Exercise instructions | Reproduce the entries verbatim; no pictures.

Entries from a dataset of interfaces

────────────────

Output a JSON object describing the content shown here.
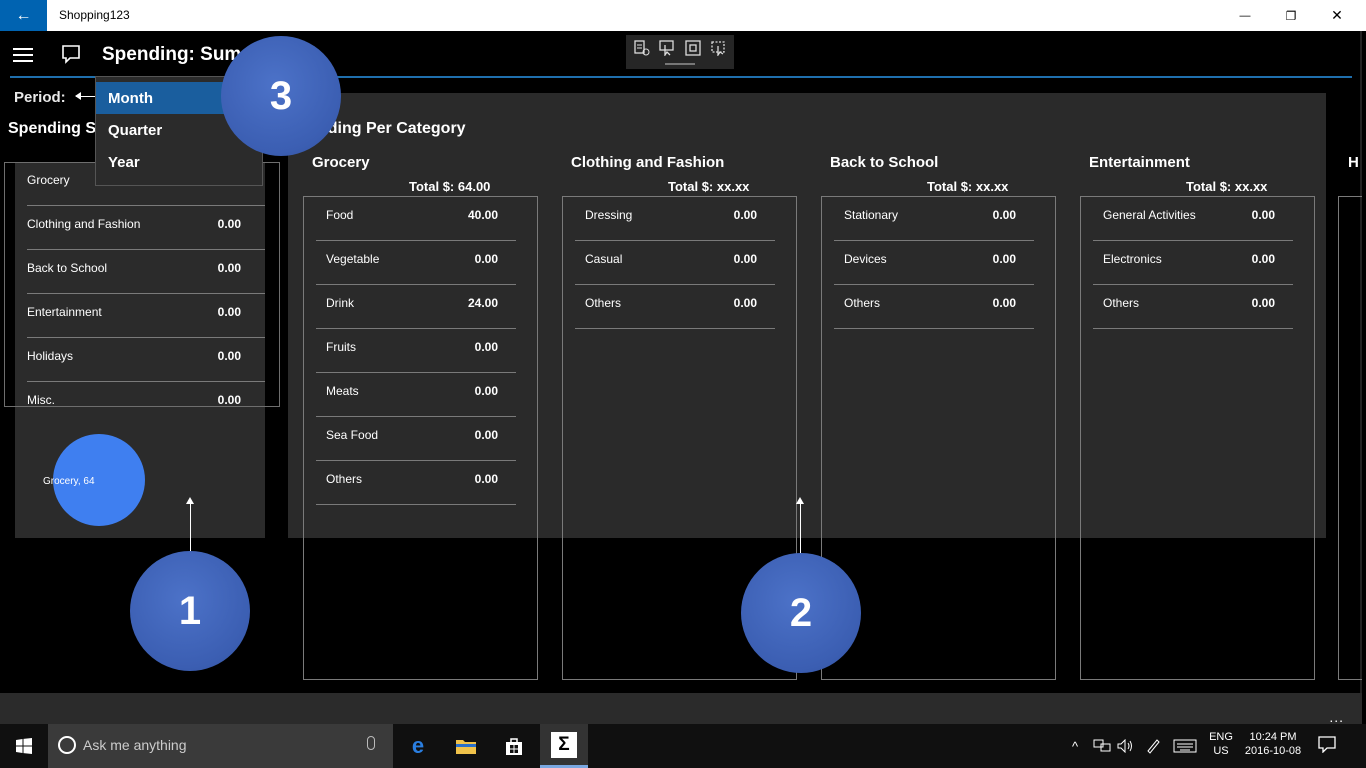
{
  "window": {
    "title": "Shopping123",
    "back_glyph": "←",
    "minimize_glyph": "—",
    "restore_glyph": "❐",
    "close_glyph": "✕"
  },
  "header": {
    "page_title": "Spending: Sum"
  },
  "period": {
    "label": "Period:",
    "options": [
      "Month",
      "Quarter",
      "Year"
    ],
    "selected": "Month"
  },
  "summary": {
    "title": "Spending Su",
    "rows": [
      {
        "name": "Grocery",
        "value": ""
      },
      {
        "name": "Clothing and Fashion",
        "value": "0.00"
      },
      {
        "name": "Back to School",
        "value": "0.00"
      },
      {
        "name": "Entertainment",
        "value": "0.00"
      },
      {
        "name": "Holidays",
        "value": "0.00"
      },
      {
        "name": "Misc.",
        "value": "0.00"
      }
    ],
    "pie_label": "Grocery, 64"
  },
  "category": {
    "title": "nding Per Category",
    "columns": [
      {
        "name": "Grocery",
        "total": "Total $: 64.00",
        "rows": [
          {
            "name": "Food",
            "value": "40.00"
          },
          {
            "name": "Vegetable",
            "value": "0.00"
          },
          {
            "name": "Drink",
            "value": "24.00"
          },
          {
            "name": "Fruits",
            "value": "0.00"
          },
          {
            "name": "Meats",
            "value": "0.00"
          },
          {
            "name": "Sea Food",
            "value": "0.00"
          },
          {
            "name": "Others",
            "value": "0.00"
          }
        ]
      },
      {
        "name": "Clothing and Fashion",
        "total": "Total $: xx.xx",
        "rows": [
          {
            "name": "Dressing",
            "value": "0.00"
          },
          {
            "name": "Casual",
            "value": "0.00"
          },
          {
            "name": "Others",
            "value": "0.00"
          }
        ]
      },
      {
        "name": "Back to School",
        "total": "Total $: xx.xx",
        "rows": [
          {
            "name": "Stationary",
            "value": "0.00"
          },
          {
            "name": "Devices",
            "value": "0.00"
          },
          {
            "name": "Others",
            "value": "0.00"
          }
        ]
      },
      {
        "name": "Entertainment",
        "total": "Total $: xx.xx",
        "rows": [
          {
            "name": "General Activities",
            "value": "0.00"
          },
          {
            "name": "Electronics",
            "value": "0.00"
          },
          {
            "name": "Others",
            "value": "0.00"
          }
        ]
      }
    ],
    "cut_column_initial": "H"
  },
  "callouts": [
    "1",
    "2",
    "3"
  ],
  "app_bar": {
    "more_glyph": "..."
  },
  "taskbar": {
    "search_placeholder": "Ask me anything",
    "lang_line1": "ENG",
    "lang_line2": "US",
    "time": "10:24 PM",
    "date": "2016-10-08",
    "sigma_glyph": "Σ",
    "edge_glyph": "e"
  },
  "colors": {
    "accent": "#0063b1",
    "header_line": "#1f6fad",
    "pie": "#3f7ff0",
    "callout": "#3b5eb2",
    "selected_option": "#1a5e9e"
  }
}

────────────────

Task solution |
Output a JSON object describing the content shown here.
{
  "window": {
    "title": "Shopping123",
    "back_glyph": "←",
    "minimize_glyph": "—",
    "restore_glyph": "❐",
    "close_glyph": "✕"
  },
  "header": {
    "page_title": "Spending: Sum"
  },
  "period": {
    "label": "Period:",
    "options": [
      "Month",
      "Quarter",
      "Year"
    ],
    "selected": "Month"
  },
  "summary": {
    "title": "Spending Su",
    "rows": [
      {
        "name": "Grocery",
        "value": ""
      },
      {
        "name": "Clothing and Fashion",
        "value": "0.00"
      },
      {
        "name": "Back to School",
        "value": "0.00"
      },
      {
        "name": "Entertainment",
        "value": "0.00"
      },
      {
        "name": "Holidays",
        "value": "0.00"
      },
      {
        "name": "Misc.",
        "value": "0.00"
      }
    ],
    "pie_label": "Grocery, 64"
  },
  "category": {
    "title": "nding Per Category",
    "columns": [
      {
        "name": "Grocery",
        "total": "Total $: 64.00",
        "rows": [
          {
            "name": "Food",
            "value": "40.00"
          },
          {
            "name": "Vegetable",
            "value": "0.00"
          },
          {
            "name": "Drink",
            "value": "24.00"
          },
          {
            "name": "Fruits",
            "value": "0.00"
          },
          {
            "name": "Meats",
            "value": "0.00"
          },
          {
            "name": "Sea Food",
            "value": "0.00"
          },
          {
            "name": "Others",
            "value": "0.00"
          }
        ]
      },
      {
        "name": "Clothing and Fashion",
        "total": "Total $: xx.xx",
        "rows": [
          {
            "name": "Dressing",
            "value": "0.00"
          },
          {
            "name": "Casual",
            "value": "0.00"
          },
          {
            "name": "Others",
            "value": "0.00"
          }
        ]
      },
      {
        "name": "Back to School",
        "total": "Total $: xx.xx",
        "rows": [
          {
            "name": "Stationary",
            "value": "0.00"
          },
          {
            "name": "Devices",
            "value": "0.00"
          },
          {
            "name": "Others",
            "value": "0.00"
          }
        ]
      },
      {
        "name": "Entertainment",
        "total": "Total $: xx.xx",
        "rows": [
          {
            "name": "General Activities",
            "value": "0.00"
          },
          {
            "name": "Electronics",
            "value": "0.00"
          },
          {
            "name": "Others",
            "value": "0.00"
          }
        ]
      }
    ],
    "cut_column_initial": "H"
  },
  "callouts": [
    "1",
    "2",
    "3"
  ],
  "app_bar": {
    "more_glyph": "..."
  },
  "taskbar": {
    "search_placeholder": "Ask me anything",
    "lang_line1": "ENG",
    "lang_line2": "US",
    "time": "10:24 PM",
    "date": "2016-10-08",
    "sigma_glyph": "Σ",
    "edge_glyph": "e"
  },
  "colors": {
    "accent": "#0063b1",
    "header_line": "#1f6fad",
    "pie": "#3f7ff0",
    "callout": "#3b5eb2",
    "selected_option": "#1a5e9e"
  }
}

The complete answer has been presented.